Last year at this time, I had just finished writing my first book, a call to Christians to Love the Least, and was looking forward to seeing it published. That dream remains unrealized. The acquisition editor from Zondervan who initiated the project was unable to get the rest of the editorial board on board. Other Christian publishers assured me that books on abortion are either unsellable or unnecessary (or both). Even my efforts to self publish have stalled. My other great ministry objective for 2012 included a relocation from Northern Illinois to the Carolinas, along with the establishment of a real office that could double as a store front. To date, our house is still unsold, and Abort73's finances are such that leasing retail space no longer seems remotely possible.
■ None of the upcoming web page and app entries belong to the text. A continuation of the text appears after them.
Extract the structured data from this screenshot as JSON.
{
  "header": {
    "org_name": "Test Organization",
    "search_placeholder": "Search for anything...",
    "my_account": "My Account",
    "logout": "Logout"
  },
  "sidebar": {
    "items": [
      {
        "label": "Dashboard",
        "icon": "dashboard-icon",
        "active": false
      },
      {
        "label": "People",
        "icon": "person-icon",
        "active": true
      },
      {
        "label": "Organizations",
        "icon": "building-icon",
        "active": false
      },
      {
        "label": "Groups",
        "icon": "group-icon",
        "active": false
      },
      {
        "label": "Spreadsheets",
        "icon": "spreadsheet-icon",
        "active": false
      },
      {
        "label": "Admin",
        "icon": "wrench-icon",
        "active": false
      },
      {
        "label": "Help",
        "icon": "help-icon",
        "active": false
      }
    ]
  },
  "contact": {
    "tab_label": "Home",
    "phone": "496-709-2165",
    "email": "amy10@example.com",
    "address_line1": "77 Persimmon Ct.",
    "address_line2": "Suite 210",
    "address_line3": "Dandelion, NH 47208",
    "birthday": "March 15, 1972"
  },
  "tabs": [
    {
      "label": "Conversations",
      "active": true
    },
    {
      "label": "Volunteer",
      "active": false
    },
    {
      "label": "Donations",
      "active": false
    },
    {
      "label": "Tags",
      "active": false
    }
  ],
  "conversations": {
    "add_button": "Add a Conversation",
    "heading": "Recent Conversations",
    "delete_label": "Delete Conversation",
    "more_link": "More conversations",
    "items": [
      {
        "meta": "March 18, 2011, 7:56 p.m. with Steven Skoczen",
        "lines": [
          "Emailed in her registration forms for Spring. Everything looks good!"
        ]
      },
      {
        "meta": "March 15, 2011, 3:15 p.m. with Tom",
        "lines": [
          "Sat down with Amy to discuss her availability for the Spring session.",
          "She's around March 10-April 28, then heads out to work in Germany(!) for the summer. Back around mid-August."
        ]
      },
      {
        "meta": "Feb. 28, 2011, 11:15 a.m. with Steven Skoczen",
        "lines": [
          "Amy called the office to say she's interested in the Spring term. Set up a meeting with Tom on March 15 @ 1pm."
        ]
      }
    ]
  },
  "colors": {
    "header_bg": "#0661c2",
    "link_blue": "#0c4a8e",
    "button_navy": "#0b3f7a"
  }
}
Instead, we're looking for ways I can earn a part-time income away from Abort73, since the prospect of continuing to take a full-time salary is not promising.
Those are the discouragements that 2012 has brought, but I'll end with a glimpse of hope. I spoke this week with a fundraising group from Texas who specializes in helping nonprofits increase their online giving. They found Abort73 online and sought me out to offer their services because they wanted to invest in an effort to combat abortion and quickly came to the conclusion that Abort73 is unlike anything else that's out there in terms of potential and approach. To that end, they are putting together a proposal for a year-end giving campaign at no cost to us–which is an extremely unusual (and timely!) offer. In other words, the year isn't over. The verdict on giving is not yet in! And even more important than that, I still have great hope in the work we're doing. I get discouraged, but I have not lost heart. I can't pretend to know what 2013 will hold, but held loosely in my hands are plans to expand Abort73 into Spanish and to create an optimized, companion version of Abort73 for mobile browsers. Both projects excite me, and both projects hold great potential in our continued struggle to change the cultural perception of abortion. I know it won't be easy, but I also know that it's far better than the alternative!
Michael Spielman is the founder and director of Abort73.com. His book, Love the Least (A Lot), is available as a free download. You can also find him on Facebook and Google+. Abort73 is part of Loxafamosity Ministries, a 501c3, Christian education corporation. If you have been helped by the information available at Abort73.com, please consider making a donation.